WHAT NEEDS TO BE DONE
Every line below that has "time" in it should be copied.

ENTRIES PROVIDED
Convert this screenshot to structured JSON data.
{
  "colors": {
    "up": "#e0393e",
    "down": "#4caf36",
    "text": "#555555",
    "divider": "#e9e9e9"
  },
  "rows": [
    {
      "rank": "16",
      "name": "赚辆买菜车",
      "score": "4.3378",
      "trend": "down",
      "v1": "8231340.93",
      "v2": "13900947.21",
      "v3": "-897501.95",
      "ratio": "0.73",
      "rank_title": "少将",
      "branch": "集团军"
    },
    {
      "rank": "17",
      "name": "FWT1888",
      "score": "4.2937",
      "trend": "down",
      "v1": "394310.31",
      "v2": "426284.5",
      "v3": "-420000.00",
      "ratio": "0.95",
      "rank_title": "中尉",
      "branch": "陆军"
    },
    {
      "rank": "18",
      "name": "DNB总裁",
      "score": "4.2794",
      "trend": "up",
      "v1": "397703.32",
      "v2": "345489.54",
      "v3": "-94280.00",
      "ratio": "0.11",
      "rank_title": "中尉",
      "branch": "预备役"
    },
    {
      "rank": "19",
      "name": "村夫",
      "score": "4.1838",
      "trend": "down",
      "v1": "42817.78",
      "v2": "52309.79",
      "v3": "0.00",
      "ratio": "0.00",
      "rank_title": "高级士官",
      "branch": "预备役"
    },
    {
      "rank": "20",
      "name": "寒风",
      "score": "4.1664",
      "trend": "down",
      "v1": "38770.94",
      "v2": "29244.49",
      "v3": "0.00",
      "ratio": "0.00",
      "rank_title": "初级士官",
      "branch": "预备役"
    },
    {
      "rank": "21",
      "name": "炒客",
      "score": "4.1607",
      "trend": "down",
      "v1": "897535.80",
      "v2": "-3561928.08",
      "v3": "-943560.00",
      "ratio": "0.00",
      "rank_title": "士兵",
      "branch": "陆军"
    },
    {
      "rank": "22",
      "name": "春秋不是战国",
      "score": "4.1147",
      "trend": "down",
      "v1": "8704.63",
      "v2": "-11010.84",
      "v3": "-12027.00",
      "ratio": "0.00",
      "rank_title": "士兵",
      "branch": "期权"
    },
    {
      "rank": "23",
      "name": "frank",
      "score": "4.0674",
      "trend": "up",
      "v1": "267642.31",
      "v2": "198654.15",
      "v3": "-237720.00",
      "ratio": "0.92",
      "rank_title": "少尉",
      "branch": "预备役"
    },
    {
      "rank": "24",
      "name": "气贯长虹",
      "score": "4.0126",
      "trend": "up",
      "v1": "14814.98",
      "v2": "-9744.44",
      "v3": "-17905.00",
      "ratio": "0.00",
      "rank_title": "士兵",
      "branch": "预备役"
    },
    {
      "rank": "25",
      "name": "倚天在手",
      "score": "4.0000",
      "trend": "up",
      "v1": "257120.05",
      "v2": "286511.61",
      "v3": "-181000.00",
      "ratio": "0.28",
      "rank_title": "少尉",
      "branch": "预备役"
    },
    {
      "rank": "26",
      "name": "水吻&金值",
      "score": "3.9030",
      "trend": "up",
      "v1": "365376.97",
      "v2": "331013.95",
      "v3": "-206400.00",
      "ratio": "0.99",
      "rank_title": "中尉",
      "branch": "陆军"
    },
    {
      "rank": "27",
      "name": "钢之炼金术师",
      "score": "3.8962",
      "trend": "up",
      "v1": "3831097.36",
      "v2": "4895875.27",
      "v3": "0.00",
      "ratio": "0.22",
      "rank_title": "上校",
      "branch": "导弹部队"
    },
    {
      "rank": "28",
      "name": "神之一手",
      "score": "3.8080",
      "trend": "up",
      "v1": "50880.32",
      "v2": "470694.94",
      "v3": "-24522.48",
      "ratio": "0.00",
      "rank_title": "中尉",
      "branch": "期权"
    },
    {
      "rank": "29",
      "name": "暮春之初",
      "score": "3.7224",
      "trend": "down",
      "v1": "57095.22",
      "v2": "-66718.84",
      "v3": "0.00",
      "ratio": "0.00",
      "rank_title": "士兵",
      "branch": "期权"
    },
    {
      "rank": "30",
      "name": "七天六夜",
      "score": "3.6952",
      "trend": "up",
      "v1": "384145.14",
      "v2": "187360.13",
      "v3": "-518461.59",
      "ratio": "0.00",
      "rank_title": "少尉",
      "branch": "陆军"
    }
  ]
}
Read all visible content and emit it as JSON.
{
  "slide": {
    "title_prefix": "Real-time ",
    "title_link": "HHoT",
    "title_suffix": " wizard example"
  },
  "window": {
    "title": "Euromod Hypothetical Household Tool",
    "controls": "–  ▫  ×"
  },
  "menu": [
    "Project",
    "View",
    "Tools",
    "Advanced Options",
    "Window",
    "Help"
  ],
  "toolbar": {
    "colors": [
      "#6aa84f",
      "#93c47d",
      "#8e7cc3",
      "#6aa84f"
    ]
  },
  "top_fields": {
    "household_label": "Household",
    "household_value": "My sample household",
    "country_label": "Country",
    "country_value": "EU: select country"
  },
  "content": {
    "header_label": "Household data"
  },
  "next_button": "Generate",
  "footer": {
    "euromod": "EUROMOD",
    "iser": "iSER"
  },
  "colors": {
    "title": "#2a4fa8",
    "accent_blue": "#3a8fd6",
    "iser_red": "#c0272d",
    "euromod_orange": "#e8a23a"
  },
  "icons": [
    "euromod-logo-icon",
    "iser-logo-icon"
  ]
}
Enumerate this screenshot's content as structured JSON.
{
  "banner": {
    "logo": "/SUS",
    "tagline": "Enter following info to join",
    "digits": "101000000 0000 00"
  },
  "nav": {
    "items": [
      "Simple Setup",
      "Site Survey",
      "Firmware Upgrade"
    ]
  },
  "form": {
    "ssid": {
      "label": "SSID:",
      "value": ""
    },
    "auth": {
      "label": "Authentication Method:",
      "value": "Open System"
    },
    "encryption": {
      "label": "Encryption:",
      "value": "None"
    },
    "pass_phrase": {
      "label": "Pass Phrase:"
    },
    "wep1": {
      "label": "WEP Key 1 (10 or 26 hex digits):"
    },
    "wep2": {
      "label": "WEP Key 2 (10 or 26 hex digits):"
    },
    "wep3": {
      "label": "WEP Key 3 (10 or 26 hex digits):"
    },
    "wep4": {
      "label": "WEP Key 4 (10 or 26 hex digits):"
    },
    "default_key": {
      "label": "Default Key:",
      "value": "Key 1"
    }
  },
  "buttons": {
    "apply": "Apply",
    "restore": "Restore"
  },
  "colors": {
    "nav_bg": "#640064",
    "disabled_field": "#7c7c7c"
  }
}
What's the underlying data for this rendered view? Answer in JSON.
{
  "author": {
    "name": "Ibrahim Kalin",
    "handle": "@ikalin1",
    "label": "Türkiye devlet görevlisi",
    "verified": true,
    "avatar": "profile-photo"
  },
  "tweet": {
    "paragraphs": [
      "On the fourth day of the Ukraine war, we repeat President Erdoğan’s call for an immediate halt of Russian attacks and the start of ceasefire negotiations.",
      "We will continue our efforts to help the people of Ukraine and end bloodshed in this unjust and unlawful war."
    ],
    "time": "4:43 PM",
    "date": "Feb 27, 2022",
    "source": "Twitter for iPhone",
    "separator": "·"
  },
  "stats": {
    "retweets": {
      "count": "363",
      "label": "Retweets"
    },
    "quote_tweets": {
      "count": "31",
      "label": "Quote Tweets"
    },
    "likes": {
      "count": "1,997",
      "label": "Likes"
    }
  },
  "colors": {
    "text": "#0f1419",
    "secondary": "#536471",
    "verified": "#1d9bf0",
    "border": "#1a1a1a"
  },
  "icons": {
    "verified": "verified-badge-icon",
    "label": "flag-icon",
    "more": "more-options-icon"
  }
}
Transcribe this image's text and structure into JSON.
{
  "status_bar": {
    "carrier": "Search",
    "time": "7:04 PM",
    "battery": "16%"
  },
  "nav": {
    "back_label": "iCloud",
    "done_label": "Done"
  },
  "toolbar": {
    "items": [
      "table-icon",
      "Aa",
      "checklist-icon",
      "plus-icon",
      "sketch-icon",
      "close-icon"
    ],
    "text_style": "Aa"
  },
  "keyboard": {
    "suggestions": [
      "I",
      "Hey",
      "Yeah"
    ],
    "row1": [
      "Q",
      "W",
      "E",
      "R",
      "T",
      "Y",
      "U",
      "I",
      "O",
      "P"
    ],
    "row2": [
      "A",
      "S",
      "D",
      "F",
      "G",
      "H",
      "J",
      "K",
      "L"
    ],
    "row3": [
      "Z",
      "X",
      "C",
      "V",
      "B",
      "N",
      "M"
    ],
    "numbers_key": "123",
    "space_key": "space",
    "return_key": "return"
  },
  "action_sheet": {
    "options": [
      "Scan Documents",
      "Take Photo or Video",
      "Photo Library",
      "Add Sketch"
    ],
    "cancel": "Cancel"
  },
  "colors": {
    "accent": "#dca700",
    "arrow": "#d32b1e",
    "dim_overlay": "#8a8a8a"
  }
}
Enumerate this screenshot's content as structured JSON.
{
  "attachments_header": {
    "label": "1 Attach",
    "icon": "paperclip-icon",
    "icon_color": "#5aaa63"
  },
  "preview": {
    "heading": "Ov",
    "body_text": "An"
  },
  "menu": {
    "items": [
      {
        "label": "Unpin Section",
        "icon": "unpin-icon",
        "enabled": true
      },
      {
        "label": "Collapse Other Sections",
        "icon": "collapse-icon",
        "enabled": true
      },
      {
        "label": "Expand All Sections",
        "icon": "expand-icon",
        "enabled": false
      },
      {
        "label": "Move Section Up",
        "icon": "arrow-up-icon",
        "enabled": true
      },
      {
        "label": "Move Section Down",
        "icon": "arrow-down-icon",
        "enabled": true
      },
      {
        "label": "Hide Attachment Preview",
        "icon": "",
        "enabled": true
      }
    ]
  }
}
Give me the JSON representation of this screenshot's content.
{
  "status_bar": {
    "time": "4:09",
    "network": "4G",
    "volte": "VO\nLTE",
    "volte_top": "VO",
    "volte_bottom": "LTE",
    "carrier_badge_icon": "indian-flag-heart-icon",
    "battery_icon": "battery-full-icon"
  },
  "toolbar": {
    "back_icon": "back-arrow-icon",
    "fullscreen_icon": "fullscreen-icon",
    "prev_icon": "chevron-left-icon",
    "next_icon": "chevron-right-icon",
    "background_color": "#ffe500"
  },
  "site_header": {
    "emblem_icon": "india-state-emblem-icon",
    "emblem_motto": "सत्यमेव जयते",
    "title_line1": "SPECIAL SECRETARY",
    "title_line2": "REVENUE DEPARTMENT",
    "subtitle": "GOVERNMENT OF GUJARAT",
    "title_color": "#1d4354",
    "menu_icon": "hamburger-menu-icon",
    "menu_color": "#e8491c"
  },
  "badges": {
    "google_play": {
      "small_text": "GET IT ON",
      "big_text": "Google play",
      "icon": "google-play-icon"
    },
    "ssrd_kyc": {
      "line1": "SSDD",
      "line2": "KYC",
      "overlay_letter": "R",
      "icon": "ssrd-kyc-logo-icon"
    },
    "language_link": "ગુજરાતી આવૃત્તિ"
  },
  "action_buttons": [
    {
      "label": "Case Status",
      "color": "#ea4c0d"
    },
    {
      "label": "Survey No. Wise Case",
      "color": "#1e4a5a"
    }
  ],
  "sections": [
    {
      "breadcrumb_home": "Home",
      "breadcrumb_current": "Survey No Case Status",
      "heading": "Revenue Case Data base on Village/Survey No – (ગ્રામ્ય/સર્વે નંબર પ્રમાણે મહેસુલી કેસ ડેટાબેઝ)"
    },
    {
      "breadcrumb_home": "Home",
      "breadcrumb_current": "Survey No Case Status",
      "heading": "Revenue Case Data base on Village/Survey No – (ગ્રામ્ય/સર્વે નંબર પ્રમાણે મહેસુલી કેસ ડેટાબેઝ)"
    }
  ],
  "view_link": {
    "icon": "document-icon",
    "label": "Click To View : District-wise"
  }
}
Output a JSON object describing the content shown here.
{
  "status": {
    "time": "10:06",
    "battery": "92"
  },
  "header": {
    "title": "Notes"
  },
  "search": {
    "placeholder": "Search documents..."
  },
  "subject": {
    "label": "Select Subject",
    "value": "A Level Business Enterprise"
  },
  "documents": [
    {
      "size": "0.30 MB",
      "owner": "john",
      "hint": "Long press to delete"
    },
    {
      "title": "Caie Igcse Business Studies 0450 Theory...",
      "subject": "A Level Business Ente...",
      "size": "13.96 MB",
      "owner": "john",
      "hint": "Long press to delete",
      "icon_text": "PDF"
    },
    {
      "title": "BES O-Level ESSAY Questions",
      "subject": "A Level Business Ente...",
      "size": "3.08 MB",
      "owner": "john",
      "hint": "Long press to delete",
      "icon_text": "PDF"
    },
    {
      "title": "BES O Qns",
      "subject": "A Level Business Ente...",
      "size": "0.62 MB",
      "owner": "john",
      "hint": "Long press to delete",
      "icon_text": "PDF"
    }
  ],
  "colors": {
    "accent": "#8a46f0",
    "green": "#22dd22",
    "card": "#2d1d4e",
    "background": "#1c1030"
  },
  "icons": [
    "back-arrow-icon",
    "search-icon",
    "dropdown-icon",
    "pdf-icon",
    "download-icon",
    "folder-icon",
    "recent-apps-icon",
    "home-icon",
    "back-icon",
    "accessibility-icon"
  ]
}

ANSWER BOX
    "title_prefix": "Real-time ",
    "time": "4:43 PM",
    "time": "7:04 PM",
    "time": "4:09",
    "time": "10:06",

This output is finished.